Lindner offends again
BY Advocate.com Editors
April 03 2003 1:00 AM ET
A recent letter from a lawyer for Minnesota state representative Arlon Lindner has upset Rep. Neva Walker, a black state lawmaker, because she said it got her name wrong, listing her as Walker-Black. Lindner is the subject of an ethics complaint by eight Minnesota house members, including Walker, who found some of Lindner's recent comments regarding Nazi persecution of gays offensive to both gays and blacks. Walker said the way her name was printed on the letter was probably an accident, but added, "I am an elected official, and I deserve respect, and that misprint is a lack of respect." James Anderson, Lindner's lawyer, said he apologized to Walker, adding that it was a "simple mistake."
"I can tell you that the person typing the letter apparently looked at the file and put the words together wrong," he said. "Basically, it's a tempest in a teapot," he said, adding that "some people are just hypersensitive if, from a simple mistake, they can call someone a racist."
Walker said, "It's easy to say that when you're not on the receiving end of a racist comment, but racist attacks are emotionally and mentally draining. And I am far from sensitive. It takes a lot to offend me."

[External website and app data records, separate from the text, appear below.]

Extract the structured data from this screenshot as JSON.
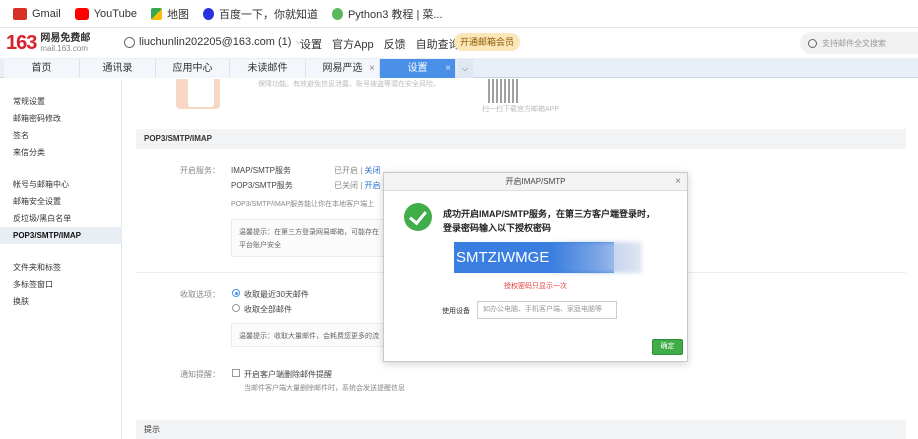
{
  "bookmarks": [
    {
      "label": "Gmail",
      "icon": "gmail-icon",
      "color": "#d93025"
    },
    {
      "label": "YouTube",
      "icon": "youtube-icon",
      "color": "#ff0000"
    },
    {
      "label": "地图",
      "icon": "maps-icon",
      "color": "#34a853"
    },
    {
      "label": "百度一下，你就知道",
      "icon": "baidu-icon",
      "color": "#2932e1"
    },
    {
      "label": "Python3 教程 | 菜...",
      "icon": "runoob-icon",
      "color": "#5cb85c"
    }
  ],
  "header": {
    "logo_number": "163",
    "logo_title": "网易免费邮",
    "logo_domain": "mail.163.com",
    "account": "liuchunlin202205@163.com (1)",
    "links": [
      "设置",
      "官方App",
      "反馈",
      "自助查询"
    ],
    "vip": "开通邮箱会员",
    "search_placeholder": "支持邮件全文搜索"
  },
  "tabs": [
    {
      "label": "首页",
      "closable": false,
      "active": false
    },
    {
      "label": "通讯录",
      "closable": false,
      "active": false
    },
    {
      "label": "应用中心",
      "closable": false,
      "active": false
    },
    {
      "label": "未读邮件",
      "closable": false,
      "active": false
    },
    {
      "label": "网易严选",
      "closable": true,
      "active": false
    },
    {
      "label": "设置",
      "closable": true,
      "active": true
    }
  ],
  "sidebar": {
    "items": [
      "常规设置",
      "邮箱密码修改",
      "签名",
      "来信分类",
      "帐号与邮箱中心",
      "邮箱安全设置",
      "反垃圾/黑白名单",
      "POP3/SMTP/IMAP",
      "文件夹和标签",
      "多标签窗口",
      "换肤"
    ],
    "active": "POP3/SMTP/IMAP"
  },
  "main": {
    "top_gray_text": "保障功能。有效避免信息泄露，账号被盗等潜在安全风险。",
    "qr_caption": "扫一扫下载官方邮箱APP",
    "section_title": "POP3/SMTP/IMAP",
    "service_label": "开启服务：",
    "services": [
      {
        "name": "IMAP/SMTP服务",
        "status": "已开启",
        "action": "关闭"
      },
      {
        "name": "POP3/SMTP服务",
        "status": "已关闭",
        "action": "开启"
      }
    ],
    "service_note": "POP3/SMTP/IMAP服务能让你在本地客户端上",
    "tip1": "温馨提示：在第三方登录网易邮箱，可能存在",
    "tip1_line2": "平台账户安全",
    "receive_label": "收取选项：",
    "receive_options": [
      "收取最近30天邮件",
      "收取全部邮件"
    ],
    "tip2": "温馨提示：收取大量邮件，会耗费您更多的流",
    "notify_label": "通知提醒：",
    "notify_option": "开启客户端删除邮件提醒",
    "notify_note": "当邮件客户端大量删除邮件时，系统会发送提醒信息",
    "bottom_section": "提示"
  },
  "dialog": {
    "title": "开启IMAP/SMTP",
    "message": "成功开启IMAP/SMTP服务，在第三方客户端登录时，登录密码输入以下授权密码",
    "code": "SMTZIWMGE",
    "code_note": "授权密码只显示一次",
    "use_label": "使用设备",
    "use_placeholder": "如办公电脑、手机客户端、家庭电脑等",
    "confirm": "确定"
  },
  "colors": {
    "accent": "#4a8fe8",
    "success": "#3fae49",
    "warning": "#e23b3b",
    "brand": "#d8222b"
  }
}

Lindner has questioned whether gays were persecuted by the Nazis during World War II and suggested that his bill to strip gays and lesbians of human rights protections in Minnesota would combat AIDS and keep the United States from becoming "another African continent," a comparison he drew because of the high incidence of AIDS there. Anderson wants to compel house members who filed the complaint to answer his questions in a public hearing. A hearing on the merits of the ethics complaint is scheduled for next week.
- The Top 175 Essential Films of All Time for LGBT Viewers
- Brokeback Mountain: The 10th Anniversary of a Gay Classic
- World Record Bodybuilder Comes Out as Trans
- 10 Things People Living With HIV Are Sick of Hearing
- WATCH: CIA Contractor Details Antigay Harassment by Colleagues in War Zone
- Queer Women in Their 30s Give Advice to Their 20-Something Selves